Freedom Colonies: the initial resistance, the original safe spaces

Darold Cuba

Learn about the communities of people targeted by Western colonialism’s racialized human rights abuses that resisted and escaped, creating the original “safe spaces” to protect themselves from terrorism.


This installation is a part of INTER\VIEWS: an inter\active oral history exhibition, showcasing multimedia projects and stories recorded by the 2018-2019 cohort of Columbia University’s Oral History MA program. Register here!



Palenques in Colombia, quilombos and mocambos in Brazil, maroons throughout the Caribbean, Latin America, the Great Dismal Swamp region of North America and Asia, “freedom countries” like Haiti, and Liberia, and the numerous "freedmen settlements" across the North American continent, as well as such other communities throughout Africa and Australia.

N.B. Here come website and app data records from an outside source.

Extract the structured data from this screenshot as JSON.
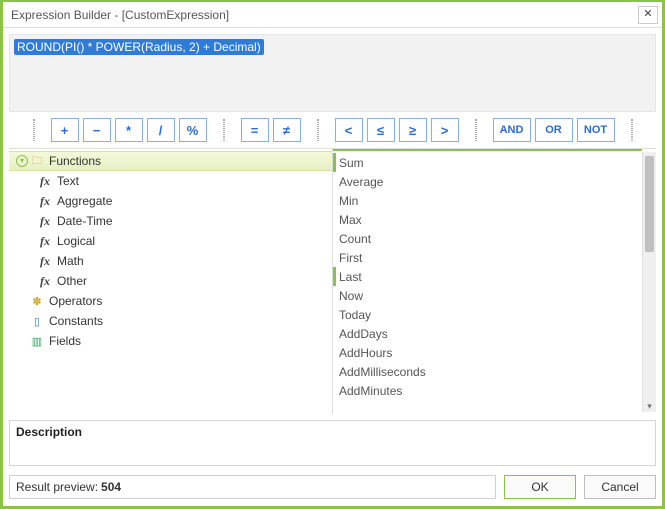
{
  "titlebar": {
    "title": "Expression Builder - [CustomExpression]"
  },
  "expression": "ROUND(PI() * POWER(Radius, 2) + Decimal)",
  "operators": {
    "arith": [
      "+",
      "−",
      "*",
      "/",
      "%"
    ],
    "eq": [
      "=",
      "≠"
    ],
    "cmp": [
      "<",
      "≤",
      "≥",
      ">"
    ],
    "logic": [
      "AND",
      "OR",
      "NOT"
    ]
  },
  "tree": {
    "functions": {
      "label": "Functions",
      "children": [
        "Text",
        "Aggregate",
        "Date-Time",
        "Logical",
        "Math",
        "Other"
      ]
    },
    "operators": "Operators",
    "constants": "Constants",
    "fields": "Fields"
  },
  "function_list": [
    "Sum",
    "Average",
    "Min",
    "Max",
    "Count",
    "First",
    "Last",
    "Now",
    "Today",
    "AddDays",
    "AddHours",
    "AddMilliseconds",
    "AddMinutes"
  ],
  "description": {
    "label": "Description"
  },
  "result": {
    "label": "Result preview:",
    "value": "504"
  },
  "buttons": {
    "ok": "OK",
    "cancel": "Cancel"
  }
}
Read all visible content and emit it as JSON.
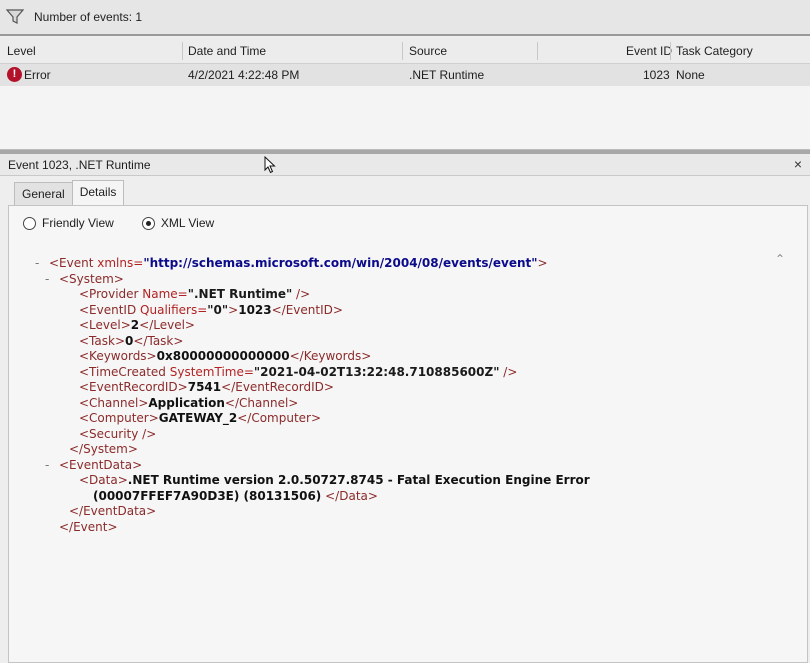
{
  "filter": {
    "count_label": "Number of events: 1",
    "icon": "funnel-icon"
  },
  "grid": {
    "columns": [
      "Level",
      "Date and Time",
      "Source",
      "Event ID",
      "Task Category"
    ],
    "rows": [
      {
        "level": "Error",
        "date": "4/2/2021 4:22:48 PM",
        "source": ".NET Runtime",
        "event_id": "1023",
        "task": "None"
      }
    ]
  },
  "detail": {
    "title": "Event 1023, .NET Runtime",
    "close": "×",
    "tabs": [
      "General",
      "Details"
    ],
    "view_options": [
      "Friendly View",
      "XML View"
    ],
    "selected_view": "XML View"
  },
  "xml": {
    "event_open_tag": "<Event",
    "xmlns_attr": "xmlns=",
    "xmlns_value": "\"http://schemas.microsoft.com/win/2004/08/events/event\"",
    "event_open_end": ">",
    "system_open": "<System>",
    "provider_tag": "<Provider",
    "provider_attr": " Name=",
    "provider_value": "\".NET Runtime\"",
    "provider_end": " />",
    "eventid_tag": "<EventID",
    "eventid_attr": " Qualifiers=",
    "eventid_attr_value": "\"0\"",
    "eventid_gt": ">",
    "eventid_value": "1023",
    "eventid_close": "</EventID>",
    "level_open": "<Level>",
    "level_value": "2",
    "level_close": "</Level>",
    "task_open": "<Task>",
    "task_value": "0",
    "task_close": "</Task>",
    "keywords_open": "<Keywords>",
    "keywords_value": "0x80000000000000",
    "keywords_close": "</Keywords>",
    "timecreated_tag": "<TimeCreated",
    "timecreated_attr": " SystemTime=",
    "timecreated_value": "\"2021-04-02T13:22:48.710885600Z\"",
    "timecreated_end": " />",
    "recordid_open": "<EventRecordID>",
    "recordid_value": "7541",
    "recordid_close": "</EventRecordID>",
    "channel_open": "<Channel>",
    "channel_value": "Application",
    "channel_close": "</Channel>",
    "computer_open": "<Computer>",
    "computer_value": "GATEWAY_2",
    "computer_close": "</Computer>",
    "security": "<Security />",
    "system_close": "</System>",
    "eventdata_open": "<EventData>",
    "data_open": "<Data>",
    "data_value_line1": ".NET Runtime version 2.0.50727.8745 - Fatal Execution Engine Error",
    "data_value_line2": "(00007FFEF7A90D3E) (80131506)",
    "data_close": "</Data>",
    "eventdata_close": "</EventData>",
    "event_close": "</Event>",
    "collapse_glyph": "-"
  }
}
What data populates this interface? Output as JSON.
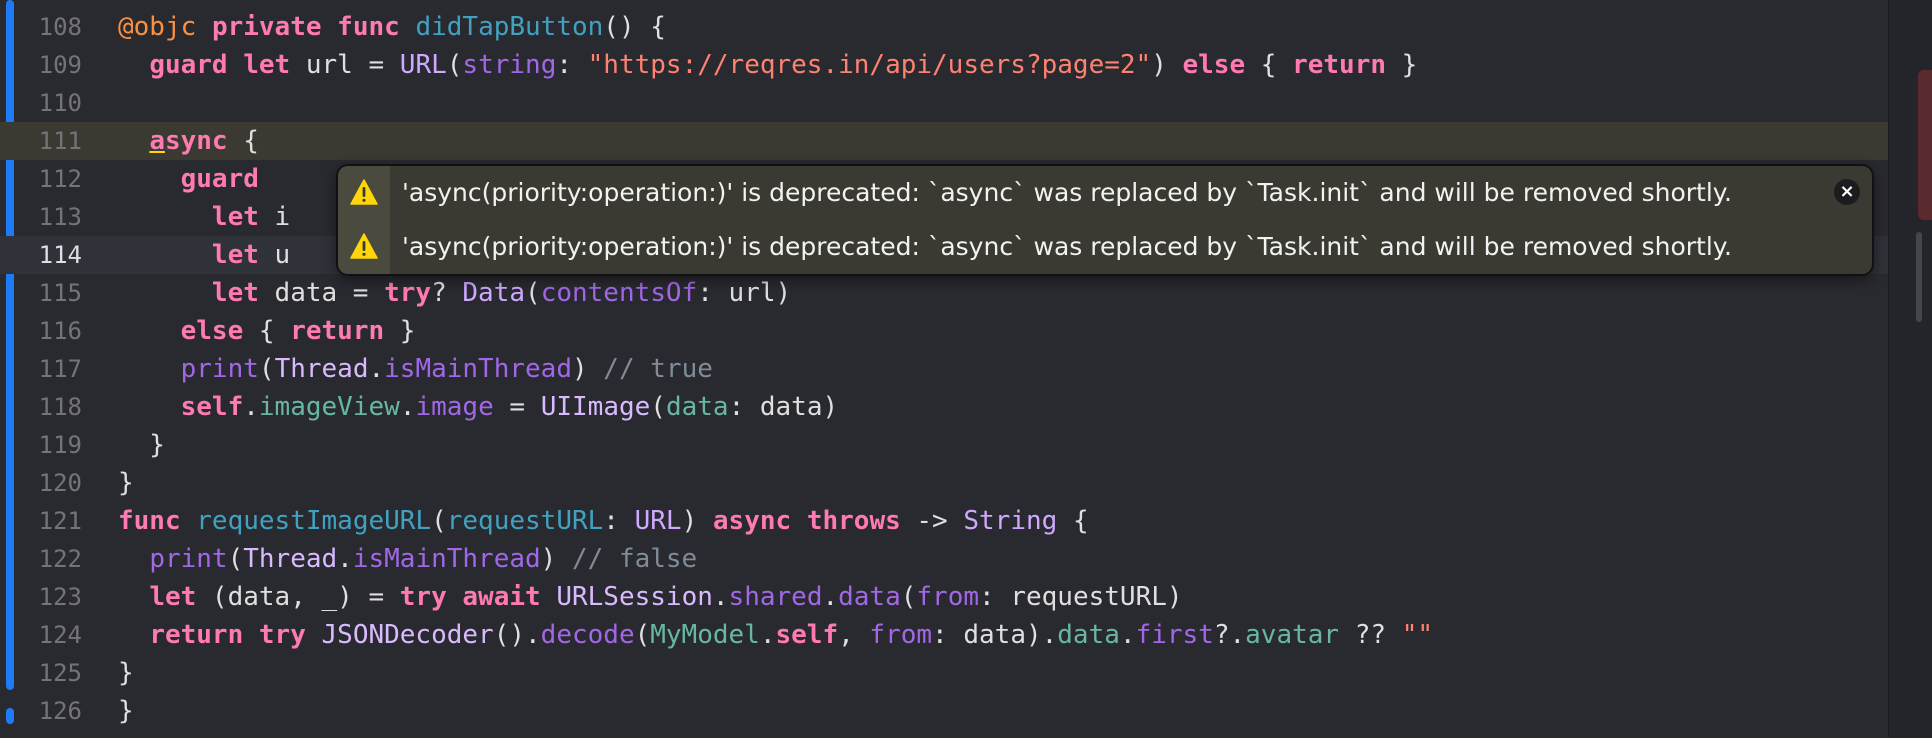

All exist as testament to the resistance people targeted by white supremacy’s racism immediately practiced. An archetype of #TheResistance, these practices have existed since the beginning of Western Colonialism, its mass genocides and the Atlantic Slave Trade.

The first ever Wikipedia Fellow & Wikimedian-In-Residence at Columbia, Darold is a journalist/producer, an alum of the NYT, VICE and TriBeCa Enterprises. His thesis is #MappingFreedom: documenting the “freedom colonies” along Western colonial pathways -a collaboration with the CGUI Lab, where he also serves as a Wikipedia Visiting (Research) Scholar. The founder of WikiHBCU/DIO, the International Association of Freedom Colonies (iAFC) & #HackingRacism, he’s a family rancher & serves in Public Affairs at the Shankleville & Baird historical societies.